configuration may allow the tag 12 with releasable fastener 36 to be used with any article 14 having a sufficiently sized aperture; even if article 14 has a surface that the reversible adhesive 16 cannot adhere to, i.e., the fastener cannot bond sufficiently to the article 14. As such, the embodiment of FIG. 7 may allow the security tag 12 to be use in combination with a wide variety of articles.

FIG. 8 illustrates an exemplary process by which a tag 12 having a reversible adhesive 16 may be attached to and subsequently detached from article 14. An attaching stimuli is applied to the tag 12 to release the reversible adhesive 16, e.g., thermally affect the reversible adhesive 16 (Step SI 00). The attaching stimuli or signal may originate from the signal generator discussed above, e.g., EM signal generator. Once the reversible adhesive 16 is sufficiently released, the attaching stimuli may be removed and the reversible adhesive 16 portion of the tag 12 may be placed into contact with the article 14 and/or the cable(s) 26, 28 may be placed into contact with the reversible adhesive 16 (Step SI 02). The reversible adhesive 16 will bond with the article 14 and/or cables(s) 26, 28 to detachably couple the tag 12 and the article 14 and/or cable(s) together. The amount of time needed to bond may vary depending on the reversible adhesive 16 used, the area of the reversible adhesive 16 coating, on the amount of attaching stimuli applied and the like (Step SI 04). For example, the more the reversible adhesive 16 is thermally affected, the longer it may take to bond. As such, the tag 12 with reversible adhesive 16 may be attached by using the attaching stimuli to thermally affect the reversible adhesive 16.

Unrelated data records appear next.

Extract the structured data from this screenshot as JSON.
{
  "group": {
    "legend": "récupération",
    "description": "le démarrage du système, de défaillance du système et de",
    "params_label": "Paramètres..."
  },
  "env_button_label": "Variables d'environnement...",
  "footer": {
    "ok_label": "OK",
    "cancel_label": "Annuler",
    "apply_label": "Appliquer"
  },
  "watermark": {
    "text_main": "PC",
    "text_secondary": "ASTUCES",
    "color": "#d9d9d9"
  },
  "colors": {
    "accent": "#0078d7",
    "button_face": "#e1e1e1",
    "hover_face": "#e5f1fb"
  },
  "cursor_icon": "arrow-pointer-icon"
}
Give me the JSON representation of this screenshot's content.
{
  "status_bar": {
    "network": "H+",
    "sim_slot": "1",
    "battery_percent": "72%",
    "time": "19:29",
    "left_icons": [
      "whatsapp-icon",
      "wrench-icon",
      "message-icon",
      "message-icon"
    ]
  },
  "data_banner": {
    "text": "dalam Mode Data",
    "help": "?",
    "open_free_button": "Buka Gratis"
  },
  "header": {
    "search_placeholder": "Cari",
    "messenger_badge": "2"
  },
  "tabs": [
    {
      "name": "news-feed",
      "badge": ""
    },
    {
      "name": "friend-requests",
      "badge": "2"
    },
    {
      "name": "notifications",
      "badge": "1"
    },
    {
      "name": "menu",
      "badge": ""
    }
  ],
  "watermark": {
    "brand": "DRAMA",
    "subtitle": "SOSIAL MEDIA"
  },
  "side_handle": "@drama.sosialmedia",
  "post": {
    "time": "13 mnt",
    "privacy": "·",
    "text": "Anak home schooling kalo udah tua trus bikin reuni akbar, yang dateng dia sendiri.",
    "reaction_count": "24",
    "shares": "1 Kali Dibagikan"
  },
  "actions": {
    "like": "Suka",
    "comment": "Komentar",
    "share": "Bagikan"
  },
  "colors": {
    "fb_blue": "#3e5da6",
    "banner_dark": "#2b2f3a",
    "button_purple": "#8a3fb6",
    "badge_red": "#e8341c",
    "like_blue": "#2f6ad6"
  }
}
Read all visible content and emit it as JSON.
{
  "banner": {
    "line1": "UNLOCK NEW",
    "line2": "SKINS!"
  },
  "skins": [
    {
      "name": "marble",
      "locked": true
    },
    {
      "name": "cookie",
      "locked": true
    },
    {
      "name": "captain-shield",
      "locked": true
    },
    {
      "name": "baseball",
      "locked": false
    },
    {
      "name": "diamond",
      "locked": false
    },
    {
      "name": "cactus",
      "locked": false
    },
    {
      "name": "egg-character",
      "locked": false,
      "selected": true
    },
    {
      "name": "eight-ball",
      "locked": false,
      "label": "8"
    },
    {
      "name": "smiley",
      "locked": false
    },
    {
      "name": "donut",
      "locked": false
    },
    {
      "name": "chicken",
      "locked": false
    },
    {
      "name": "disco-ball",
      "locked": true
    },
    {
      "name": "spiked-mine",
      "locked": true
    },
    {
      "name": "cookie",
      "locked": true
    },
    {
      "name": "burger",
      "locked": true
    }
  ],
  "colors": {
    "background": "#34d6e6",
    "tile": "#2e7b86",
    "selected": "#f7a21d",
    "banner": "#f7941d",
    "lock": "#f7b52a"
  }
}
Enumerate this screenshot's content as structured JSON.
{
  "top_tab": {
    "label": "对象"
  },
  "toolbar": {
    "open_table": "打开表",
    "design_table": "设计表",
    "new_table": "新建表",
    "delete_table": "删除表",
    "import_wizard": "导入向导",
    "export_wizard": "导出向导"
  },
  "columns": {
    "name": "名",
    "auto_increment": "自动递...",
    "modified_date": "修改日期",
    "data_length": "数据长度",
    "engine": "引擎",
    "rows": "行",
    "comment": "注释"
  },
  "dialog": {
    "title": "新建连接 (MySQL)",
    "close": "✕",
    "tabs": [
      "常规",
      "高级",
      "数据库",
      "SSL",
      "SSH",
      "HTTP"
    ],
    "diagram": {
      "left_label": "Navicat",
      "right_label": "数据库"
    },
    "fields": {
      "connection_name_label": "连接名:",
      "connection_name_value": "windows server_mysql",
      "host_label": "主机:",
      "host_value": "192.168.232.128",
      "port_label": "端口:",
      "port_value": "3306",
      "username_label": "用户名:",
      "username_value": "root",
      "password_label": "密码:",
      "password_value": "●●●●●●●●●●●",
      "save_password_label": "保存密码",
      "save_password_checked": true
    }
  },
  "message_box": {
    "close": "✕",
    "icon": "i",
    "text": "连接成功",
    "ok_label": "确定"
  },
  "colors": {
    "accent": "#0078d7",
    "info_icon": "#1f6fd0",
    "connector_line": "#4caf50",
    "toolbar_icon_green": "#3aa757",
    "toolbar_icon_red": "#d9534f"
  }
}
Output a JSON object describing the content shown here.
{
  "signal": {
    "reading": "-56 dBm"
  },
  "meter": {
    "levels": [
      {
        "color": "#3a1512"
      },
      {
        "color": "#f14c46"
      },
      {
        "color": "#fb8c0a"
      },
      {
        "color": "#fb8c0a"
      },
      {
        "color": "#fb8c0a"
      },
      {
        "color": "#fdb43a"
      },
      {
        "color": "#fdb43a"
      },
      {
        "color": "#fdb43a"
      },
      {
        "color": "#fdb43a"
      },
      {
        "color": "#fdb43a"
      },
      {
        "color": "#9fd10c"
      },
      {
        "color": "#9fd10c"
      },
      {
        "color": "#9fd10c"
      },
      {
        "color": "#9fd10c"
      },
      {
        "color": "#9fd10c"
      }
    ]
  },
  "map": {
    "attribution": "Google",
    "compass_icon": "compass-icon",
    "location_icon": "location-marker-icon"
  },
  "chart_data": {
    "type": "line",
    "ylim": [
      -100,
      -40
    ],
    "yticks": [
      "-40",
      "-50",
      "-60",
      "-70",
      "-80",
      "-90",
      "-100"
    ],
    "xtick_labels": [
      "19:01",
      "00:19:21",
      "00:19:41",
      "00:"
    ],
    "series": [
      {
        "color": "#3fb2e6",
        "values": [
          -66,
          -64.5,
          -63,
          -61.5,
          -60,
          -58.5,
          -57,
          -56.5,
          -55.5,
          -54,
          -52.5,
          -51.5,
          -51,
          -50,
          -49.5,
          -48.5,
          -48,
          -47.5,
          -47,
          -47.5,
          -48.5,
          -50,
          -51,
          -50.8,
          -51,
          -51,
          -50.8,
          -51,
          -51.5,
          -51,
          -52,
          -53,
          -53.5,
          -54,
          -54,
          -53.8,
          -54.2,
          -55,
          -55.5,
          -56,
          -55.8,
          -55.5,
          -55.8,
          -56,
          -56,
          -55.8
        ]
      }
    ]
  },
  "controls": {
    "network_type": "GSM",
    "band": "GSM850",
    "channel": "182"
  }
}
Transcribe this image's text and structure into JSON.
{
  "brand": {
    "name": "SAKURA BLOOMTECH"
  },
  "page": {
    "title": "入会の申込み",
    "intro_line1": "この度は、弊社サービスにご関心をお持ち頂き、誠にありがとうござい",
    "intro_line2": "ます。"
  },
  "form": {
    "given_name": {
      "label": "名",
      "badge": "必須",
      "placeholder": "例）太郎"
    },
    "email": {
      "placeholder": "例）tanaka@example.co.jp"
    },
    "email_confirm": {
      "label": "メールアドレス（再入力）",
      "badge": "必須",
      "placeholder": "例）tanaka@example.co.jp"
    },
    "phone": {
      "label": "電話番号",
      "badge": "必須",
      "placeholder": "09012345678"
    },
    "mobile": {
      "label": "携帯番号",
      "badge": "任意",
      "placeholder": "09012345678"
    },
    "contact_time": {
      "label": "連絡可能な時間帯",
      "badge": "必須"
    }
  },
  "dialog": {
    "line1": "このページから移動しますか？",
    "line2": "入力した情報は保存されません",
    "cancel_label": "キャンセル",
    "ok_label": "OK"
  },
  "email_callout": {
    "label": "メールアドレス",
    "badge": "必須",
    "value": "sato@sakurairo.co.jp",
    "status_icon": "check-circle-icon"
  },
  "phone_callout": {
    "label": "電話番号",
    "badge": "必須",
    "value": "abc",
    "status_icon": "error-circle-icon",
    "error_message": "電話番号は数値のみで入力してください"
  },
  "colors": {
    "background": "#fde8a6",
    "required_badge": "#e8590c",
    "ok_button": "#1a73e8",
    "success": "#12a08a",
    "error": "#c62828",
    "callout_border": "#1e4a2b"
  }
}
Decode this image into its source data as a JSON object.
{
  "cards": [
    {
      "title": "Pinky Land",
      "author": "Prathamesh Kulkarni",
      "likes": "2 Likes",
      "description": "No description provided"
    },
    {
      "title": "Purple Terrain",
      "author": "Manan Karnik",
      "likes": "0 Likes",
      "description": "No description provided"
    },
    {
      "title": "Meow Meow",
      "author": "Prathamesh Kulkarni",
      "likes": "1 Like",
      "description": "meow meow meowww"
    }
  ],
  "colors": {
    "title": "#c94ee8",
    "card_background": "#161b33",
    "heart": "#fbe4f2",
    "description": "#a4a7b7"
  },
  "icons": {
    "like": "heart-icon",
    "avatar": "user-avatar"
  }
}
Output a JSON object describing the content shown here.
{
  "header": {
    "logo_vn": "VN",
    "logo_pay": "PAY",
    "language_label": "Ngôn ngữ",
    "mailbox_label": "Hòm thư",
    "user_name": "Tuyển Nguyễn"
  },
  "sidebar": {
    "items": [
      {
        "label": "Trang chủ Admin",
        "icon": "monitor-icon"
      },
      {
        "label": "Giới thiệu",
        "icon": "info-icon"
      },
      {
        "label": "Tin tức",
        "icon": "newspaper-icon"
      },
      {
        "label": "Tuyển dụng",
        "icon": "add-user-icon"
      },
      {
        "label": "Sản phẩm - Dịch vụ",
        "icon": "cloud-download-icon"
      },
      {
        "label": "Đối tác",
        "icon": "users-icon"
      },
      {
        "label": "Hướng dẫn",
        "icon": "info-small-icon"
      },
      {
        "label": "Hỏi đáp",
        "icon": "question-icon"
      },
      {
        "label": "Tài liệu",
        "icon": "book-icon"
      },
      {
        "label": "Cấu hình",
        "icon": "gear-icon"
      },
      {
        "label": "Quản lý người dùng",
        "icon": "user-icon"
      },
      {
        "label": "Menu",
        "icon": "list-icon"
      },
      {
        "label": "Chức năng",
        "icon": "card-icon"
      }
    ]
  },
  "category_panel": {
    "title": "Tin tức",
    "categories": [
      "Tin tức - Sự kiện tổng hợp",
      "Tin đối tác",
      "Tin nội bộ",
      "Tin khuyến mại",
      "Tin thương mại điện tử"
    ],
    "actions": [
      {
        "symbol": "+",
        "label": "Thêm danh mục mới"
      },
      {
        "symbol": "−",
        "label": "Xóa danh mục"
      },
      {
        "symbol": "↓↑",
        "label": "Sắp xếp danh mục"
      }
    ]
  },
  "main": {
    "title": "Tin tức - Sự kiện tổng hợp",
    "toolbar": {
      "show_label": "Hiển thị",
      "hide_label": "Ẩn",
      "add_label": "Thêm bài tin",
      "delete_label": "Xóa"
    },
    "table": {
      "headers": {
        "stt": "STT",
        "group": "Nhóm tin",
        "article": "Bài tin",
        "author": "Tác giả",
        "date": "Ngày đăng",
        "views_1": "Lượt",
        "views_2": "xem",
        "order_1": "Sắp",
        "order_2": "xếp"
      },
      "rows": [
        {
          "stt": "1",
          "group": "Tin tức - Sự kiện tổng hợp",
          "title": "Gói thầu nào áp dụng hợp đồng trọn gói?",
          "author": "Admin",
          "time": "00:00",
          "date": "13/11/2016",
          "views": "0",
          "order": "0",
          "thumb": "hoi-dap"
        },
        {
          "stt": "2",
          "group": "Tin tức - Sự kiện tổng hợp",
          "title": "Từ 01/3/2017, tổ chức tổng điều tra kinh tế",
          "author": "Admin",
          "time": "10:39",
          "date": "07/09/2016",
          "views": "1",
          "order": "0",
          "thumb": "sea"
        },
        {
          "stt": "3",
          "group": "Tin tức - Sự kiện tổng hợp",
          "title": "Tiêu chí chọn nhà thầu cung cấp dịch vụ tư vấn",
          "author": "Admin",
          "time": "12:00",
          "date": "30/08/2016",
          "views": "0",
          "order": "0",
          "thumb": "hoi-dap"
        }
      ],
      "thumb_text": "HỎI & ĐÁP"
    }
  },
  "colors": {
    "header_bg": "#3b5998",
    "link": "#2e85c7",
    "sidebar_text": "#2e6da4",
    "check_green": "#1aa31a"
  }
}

The tag 12 may be removed by applying a detaching stimuli to the tag 12 in order to release the reversible adhesive 16 (Step SI 06) and remove the tag 12 (Step SI 08). The detaching stimuli may be substantially the same signal 24 and duration as the attaching stimuli, i.e., both stimuli may release the reversible adhesive 16 to a similar degree, thereby simplifying the system 10. Alternatively, both stimuli may also be different in both signal 24 and duration. For example, the signal 24 and duration of the attachment stimuli may be configured so that the reversible adhesive 16 is released only enough to allow adhesion to the article 14. In other words, portions of the reversible adhesive 16 may remain relatively bonded while other portions may be released such as the portion being detachably coupled to the article 14 and/or cable 26. This may decrease the amount of time needed for the adhesive to bond. On the other hand, the detaching stimuli may be different than the attaching stimuli in order to greater thermally affect the reversible adhesive. In particular, more thermal energy may be needed to ensure all the reversible adhesive 16 releases in order to help prevent damage to the article/item. For example, the entire region of the reversible adhesive 16 may be released in order to help prevent a portion of the article 14 from remaining on the tag 12 after removal from the article 14. This will prevent tearing a portion of the article 14.

Unless mention was made above to the contrary, it should be noted that all of the accompanying drawings are not to scale. Significantly, this invention can be embodied in other specific forms without departing from the spirit or essential attributes thereof, and accordingly, reference should be had to the following claims, rather than to the foregoing specification, as indicating the scope of the invention.